§ **TASK STATEMENT**
Search the records for the word "Sample" and copy each line in which it appears.
[[ INFORMATION PROVIDED, beginning ]]
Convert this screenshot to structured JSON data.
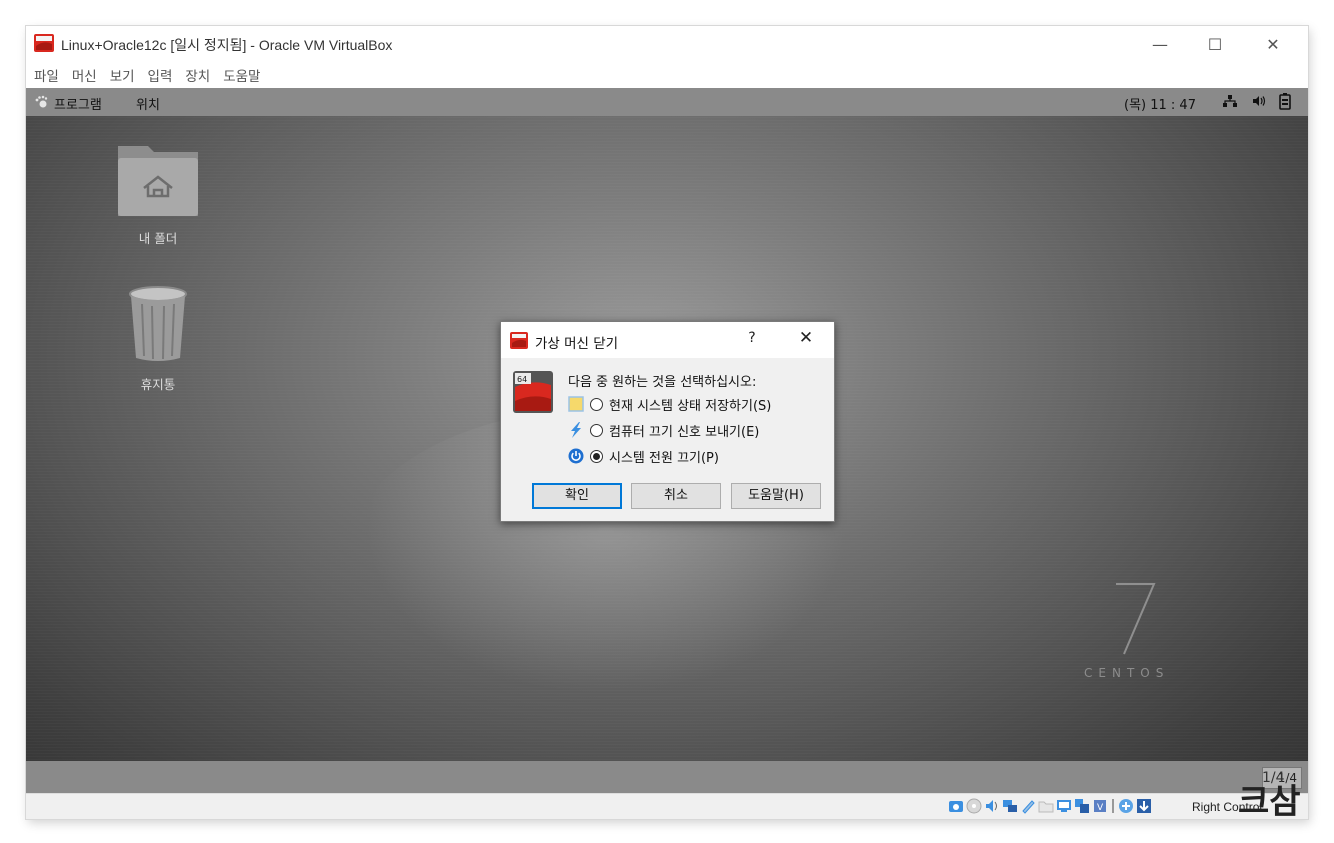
{
  "window": {
    "title": "Linux+Oracle12c [일시 정지됨] - Oracle VM VirtualBox",
    "controls": {
      "minimize": "—",
      "maximize": "☐",
      "close": "✕"
    }
  },
  "menubar": [
    "파일",
    "머신",
    "보기",
    "입력",
    "장치",
    "도움말"
  ],
  "guest": {
    "panel": {
      "applications": "프로그램",
      "places": "위치",
      "clock": "(목) 11 : 47"
    },
    "desktop_icons": [
      {
        "label": "내 폴더",
        "icon": "home-folder-icon"
      },
      {
        "label": "휴지통",
        "icon": "trash-icon"
      }
    ],
    "branding": {
      "number": "7",
      "word": "CENTOS"
    },
    "workspace_indicator": "1/4"
  },
  "dialog": {
    "title": "가상 머신 닫기",
    "help_symbol": "?",
    "close_symbol": "✕",
    "prompt": "다음 중 원하는 것을 선택하십시오:",
    "options": [
      {
        "label": "현재 시스템 상태 저장하기(S)",
        "icon": "save-state-icon",
        "checked": false
      },
      {
        "label": "컴퓨터 끄기 신호 보내기(E)",
        "icon": "acpi-shutdown-icon",
        "checked": false
      },
      {
        "label": "시스템 전원 끄기(P)",
        "icon": "power-off-icon",
        "checked": true
      }
    ],
    "buttons": {
      "ok": "확인",
      "cancel": "취소",
      "help": "도움말(H)"
    }
  },
  "statusbar": {
    "host_key": "Right Control"
  },
  "overlay": {
    "page_indicator": "1/4",
    "glyph": "크삼"
  },
  "colors": {
    "panel_gray": "#8a8a8a",
    "dialog_bg": "#f0f0f0",
    "focus_blue": "#0078d7",
    "vbox_red": "#d9281f"
  }
}
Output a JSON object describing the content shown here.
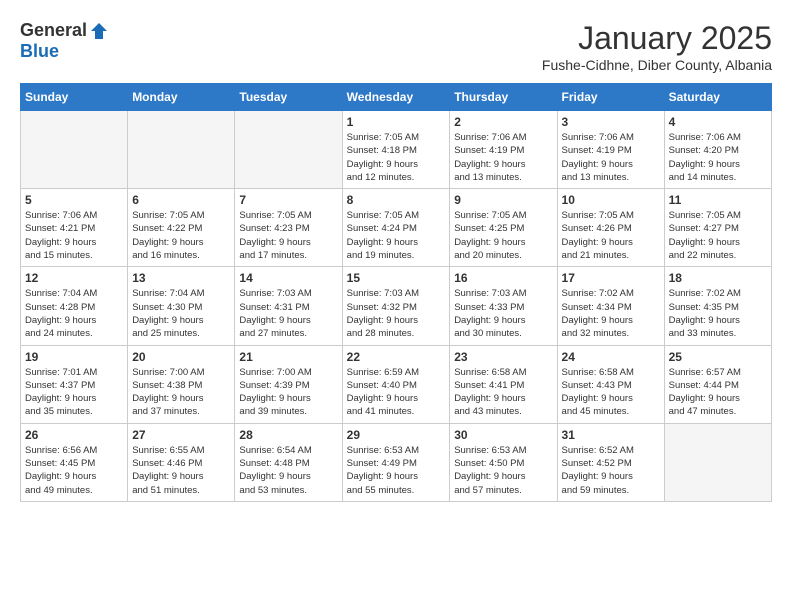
{
  "logo": {
    "general": "General",
    "blue": "Blue"
  },
  "title": "January 2025",
  "subtitle": "Fushe-Cidhne, Diber County, Albania",
  "weekdays": [
    "Sunday",
    "Monday",
    "Tuesday",
    "Wednesday",
    "Thursday",
    "Friday",
    "Saturday"
  ],
  "weeks": [
    [
      {
        "day": "",
        "info": ""
      },
      {
        "day": "",
        "info": ""
      },
      {
        "day": "",
        "info": ""
      },
      {
        "day": "1",
        "info": "Sunrise: 7:05 AM\nSunset: 4:18 PM\nDaylight: 9 hours\nand 12 minutes."
      },
      {
        "day": "2",
        "info": "Sunrise: 7:06 AM\nSunset: 4:19 PM\nDaylight: 9 hours\nand 13 minutes."
      },
      {
        "day": "3",
        "info": "Sunrise: 7:06 AM\nSunset: 4:19 PM\nDaylight: 9 hours\nand 13 minutes."
      },
      {
        "day": "4",
        "info": "Sunrise: 7:06 AM\nSunset: 4:20 PM\nDaylight: 9 hours\nand 14 minutes."
      }
    ],
    [
      {
        "day": "5",
        "info": "Sunrise: 7:06 AM\nSunset: 4:21 PM\nDaylight: 9 hours\nand 15 minutes."
      },
      {
        "day": "6",
        "info": "Sunrise: 7:05 AM\nSunset: 4:22 PM\nDaylight: 9 hours\nand 16 minutes."
      },
      {
        "day": "7",
        "info": "Sunrise: 7:05 AM\nSunset: 4:23 PM\nDaylight: 9 hours\nand 17 minutes."
      },
      {
        "day": "8",
        "info": "Sunrise: 7:05 AM\nSunset: 4:24 PM\nDaylight: 9 hours\nand 19 minutes."
      },
      {
        "day": "9",
        "info": "Sunrise: 7:05 AM\nSunset: 4:25 PM\nDaylight: 9 hours\nand 20 minutes."
      },
      {
        "day": "10",
        "info": "Sunrise: 7:05 AM\nSunset: 4:26 PM\nDaylight: 9 hours\nand 21 minutes."
      },
      {
        "day": "11",
        "info": "Sunrise: 7:05 AM\nSunset: 4:27 PM\nDaylight: 9 hours\nand 22 minutes."
      }
    ],
    [
      {
        "day": "12",
        "info": "Sunrise: 7:04 AM\nSunset: 4:28 PM\nDaylight: 9 hours\nand 24 minutes."
      },
      {
        "day": "13",
        "info": "Sunrise: 7:04 AM\nSunset: 4:30 PM\nDaylight: 9 hours\nand 25 minutes."
      },
      {
        "day": "14",
        "info": "Sunrise: 7:03 AM\nSunset: 4:31 PM\nDaylight: 9 hours\nand 27 minutes."
      },
      {
        "day": "15",
        "info": "Sunrise: 7:03 AM\nSunset: 4:32 PM\nDaylight: 9 hours\nand 28 minutes."
      },
      {
        "day": "16",
        "info": "Sunrise: 7:03 AM\nSunset: 4:33 PM\nDaylight: 9 hours\nand 30 minutes."
      },
      {
        "day": "17",
        "info": "Sunrise: 7:02 AM\nSunset: 4:34 PM\nDaylight: 9 hours\nand 32 minutes."
      },
      {
        "day": "18",
        "info": "Sunrise: 7:02 AM\nSunset: 4:35 PM\nDaylight: 9 hours\nand 33 minutes."
      }
    ],
    [
      {
        "day": "19",
        "info": "Sunrise: 7:01 AM\nSunset: 4:37 PM\nDaylight: 9 hours\nand 35 minutes."
      },
      {
        "day": "20",
        "info": "Sunrise: 7:00 AM\nSunset: 4:38 PM\nDaylight: 9 hours\nand 37 minutes."
      },
      {
        "day": "21",
        "info": "Sunrise: 7:00 AM\nSunset: 4:39 PM\nDaylight: 9 hours\nand 39 minutes."
      },
      {
        "day": "22",
        "info": "Sunrise: 6:59 AM\nSunset: 4:40 PM\nDaylight: 9 hours\nand 41 minutes."
      },
      {
        "day": "23",
        "info": "Sunrise: 6:58 AM\nSunset: 4:41 PM\nDaylight: 9 hours\nand 43 minutes."
      },
      {
        "day": "24",
        "info": "Sunrise: 6:58 AM\nSunset: 4:43 PM\nDaylight: 9 hours\nand 45 minutes."
      },
      {
        "day": "25",
        "info": "Sunrise: 6:57 AM\nSunset: 4:44 PM\nDaylight: 9 hours\nand 47 minutes."
      }
    ],
    [
      {
        "day": "26",
        "info": "Sunrise: 6:56 AM\nSunset: 4:45 PM\nDaylight: 9 hours\nand 49 minutes."
      },
      {
        "day": "27",
        "info": "Sunrise: 6:55 AM\nSunset: 4:46 PM\nDaylight: 9 hours\nand 51 minutes."
      },
      {
        "day": "28",
        "info": "Sunrise: 6:54 AM\nSunset: 4:48 PM\nDaylight: 9 hours\nand 53 minutes."
      },
      {
        "day": "29",
        "info": "Sunrise: 6:53 AM\nSunset: 4:49 PM\nDaylight: 9 hours\nand 55 minutes."
      },
      {
        "day": "30",
        "info": "Sunrise: 6:53 AM\nSunset: 4:50 PM\nDaylight: 9 hours\nand 57 minutes."
      },
      {
        "day": "31",
        "info": "Sunrise: 6:52 AM\nSunset: 4:52 PM\nDaylight: 9 hours\nand 59 minutes."
      },
      {
        "day": "",
        "info": ""
      }
    ]
  ]
}
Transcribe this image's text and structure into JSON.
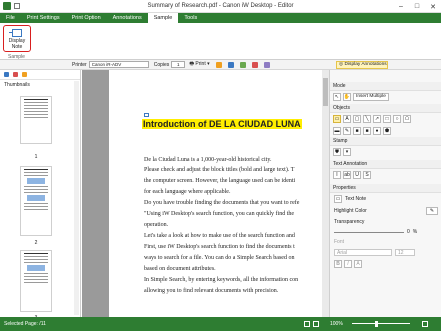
{
  "window": {
    "title": "Summary of Research.pdf - Canon iW Desktop - Editor",
    "minimize": "–",
    "maximize": "□",
    "close": "✕"
  },
  "tabs": [
    "File",
    "Print Settings",
    "Print Option",
    "Annotations",
    "Sample",
    "Tools"
  ],
  "active_tab": "Sample",
  "ribbon": {
    "display_note_label": "Display\nNote",
    "group_label": "Sample"
  },
  "toolbar": {
    "printer_label": "Printer",
    "printer_value": "Canon iR-ADV",
    "copies_label": "Copies",
    "copies_value": "1",
    "print_label": "Print",
    "display_annotations_label": "Display Annotations"
  },
  "thumbnails": {
    "heading": "Thumbnails",
    "pages": [
      "1",
      "2",
      "3"
    ]
  },
  "document": {
    "heading": "Introduction of DE LA CIUDAD LUNA",
    "lines": [
      "De la Ciudad Luna is a 1,000-year-old historical city.",
      "Please check and adjust the block titles (bold and large text). T",
      "the computer screen. However, the language used can be identi",
      "for each language where applicable.",
      "Do you have trouble finding the documents that you want to refe",
      "\"Using iW Desktop's search function, you can quickly find the",
      "operation.",
      "Let's take a look at how to make use of the search function and",
      "First, use iW Desktop's search function to find the documents t",
      "ways to search for a file. You can do a Simple Search based on",
      "based on document attributes.",
      "In Simple Search, by entering keywords, all the information con",
      "allowing you to find relevant documents with precision."
    ]
  },
  "right_panel": {
    "mode_header": "Mode",
    "insert_multiple": "Insert Multiple",
    "objects_header": "Objects",
    "stamp_header": "Stamp",
    "text_annotation_header": "Text Annotation",
    "properties_header": "Properties",
    "properties_object": "Text Note",
    "highlight_color_label": "Highlight Color",
    "transparency_label": "Transparency",
    "transparency_value": "0",
    "transparency_unit": "%",
    "font_label": "Font",
    "font_value": "Arial",
    "font_size": "12"
  },
  "status": {
    "selected_page": "Selected Page: /11",
    "zoom": "100%"
  },
  "colors": {
    "brand_green": "#2e7d32",
    "highlight_yellow": "#ffee00",
    "callout_red": "#d81f1f"
  }
}
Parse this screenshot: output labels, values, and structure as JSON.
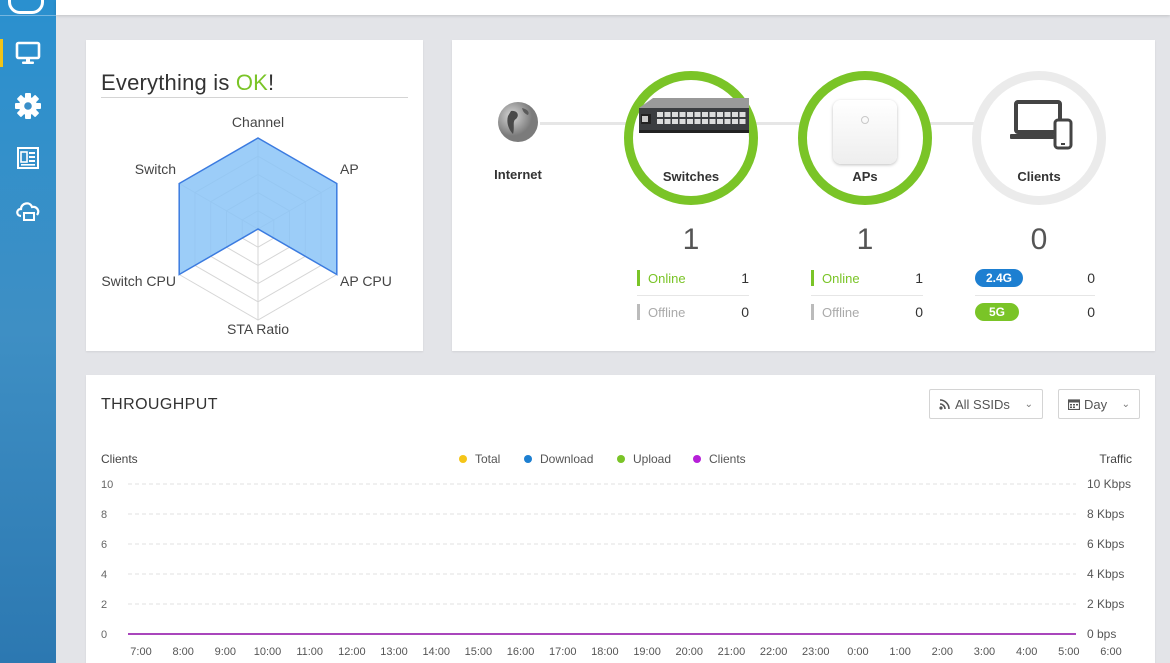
{
  "sidebar": {
    "items": [
      {
        "name": "monitor-icon",
        "active": true
      },
      {
        "name": "gear-icon",
        "active": false
      },
      {
        "name": "logs-icon",
        "active": false
      },
      {
        "name": "cloud-icon",
        "active": false
      }
    ]
  },
  "health": {
    "title_prefix": "Everything is ",
    "title_status": "OK",
    "title_suffix": "!",
    "radar": {
      "axes": [
        "Channel",
        "AP",
        "AP CPU",
        "STA Ratio",
        "Switch CPU",
        "Switch"
      ],
      "values": [
        1.0,
        1.0,
        1.0,
        0.0,
        1.0,
        1.0
      ],
      "fill_color": "#8bc4f7",
      "stroke_color": "#3b7be0"
    }
  },
  "topology": {
    "internet": {
      "label": "Internet"
    },
    "switches": {
      "label": "Switches",
      "count": "1",
      "online_label": "Online",
      "online": "1",
      "offline_label": "Offline",
      "offline": "0"
    },
    "aps": {
      "label": "APs",
      "count": "1",
      "online_label": "Online",
      "online": "1",
      "offline_label": "Offline",
      "offline": "0"
    },
    "clients": {
      "label": "Clients",
      "count": "0",
      "band1_label": "2.4G",
      "band1": "0",
      "band2_label": "5G",
      "band2": "0"
    },
    "colors": {
      "online": "#7ac427",
      "offline": "#bbbbbb",
      "band24": "#1d7fd1",
      "band5": "#7ac427"
    }
  },
  "throughput": {
    "title": "THROUGHPUT",
    "ssid_select": "All SSIDs",
    "range_select": "Day",
    "left_axis_label": "Clients",
    "right_axis_label": "Traffic",
    "legend": [
      {
        "label": "Total",
        "color": "#f5c518"
      },
      {
        "label": "Download",
        "color": "#1d7fd1"
      },
      {
        "label": "Upload",
        "color": "#7ac427"
      },
      {
        "label": "Clients",
        "color": "#b620d8"
      }
    ]
  },
  "chart_data": {
    "type": "line",
    "title": "THROUGHPUT",
    "xlabel": "",
    "ylabel": "Clients",
    "y2label": "Traffic",
    "ylim": [
      0,
      10
    ],
    "y_ticks": [
      "0",
      "2",
      "4",
      "6",
      "8",
      "10"
    ],
    "y2_ticks": [
      "0 bps",
      "2 Kbps",
      "4 Kbps",
      "6 Kbps",
      "8 Kbps",
      "10 Kbps"
    ],
    "x": [
      "7:00",
      "8:00",
      "9:00",
      "10:00",
      "11:00",
      "12:00",
      "13:00",
      "14:00",
      "15:00",
      "16:00",
      "17:00",
      "18:00",
      "19:00",
      "20:00",
      "21:00",
      "22:00",
      "23:00",
      "0:00",
      "1:00",
      "2:00",
      "3:00",
      "4:00",
      "5:00",
      "6:00"
    ],
    "series": [
      {
        "name": "Total",
        "values": [
          0,
          0,
          0,
          0,
          0,
          0,
          0,
          0,
          0,
          0,
          0,
          0,
          0,
          0,
          0,
          0,
          0,
          0,
          0,
          0,
          0,
          0,
          0,
          0
        ]
      },
      {
        "name": "Download",
        "values": [
          0,
          0,
          0,
          0,
          0,
          0,
          0,
          0,
          0,
          0,
          0,
          0,
          0,
          0,
          0,
          0,
          0,
          0,
          0,
          0,
          0,
          0,
          0,
          0
        ]
      },
      {
        "name": "Upload",
        "values": [
          0,
          0,
          0,
          0,
          0,
          0,
          0,
          0,
          0,
          0,
          0,
          0,
          0,
          0,
          0,
          0,
          0,
          0,
          0,
          0,
          0,
          0,
          0,
          0
        ]
      },
      {
        "name": "Clients",
        "values": [
          0,
          0,
          0,
          0,
          0,
          0,
          0,
          0,
          0,
          0,
          0,
          0,
          0,
          0,
          0,
          0,
          0,
          0,
          0,
          0,
          0,
          0,
          0,
          0
        ]
      }
    ],
    "grid": true,
    "legend_position": "top-center"
  }
}
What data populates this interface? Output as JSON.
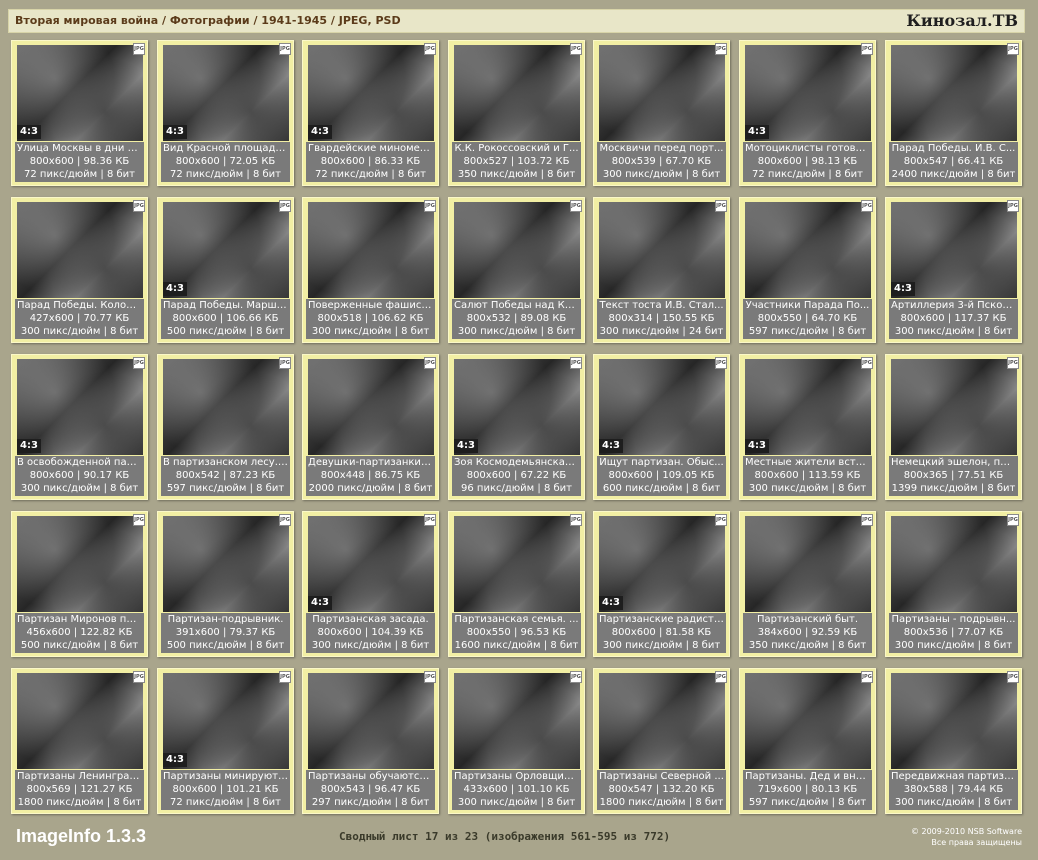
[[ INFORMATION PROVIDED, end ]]
§ **SOLUTION**
    "Sample",
  "active_tab": "Sample",
    "group_label": "Sample"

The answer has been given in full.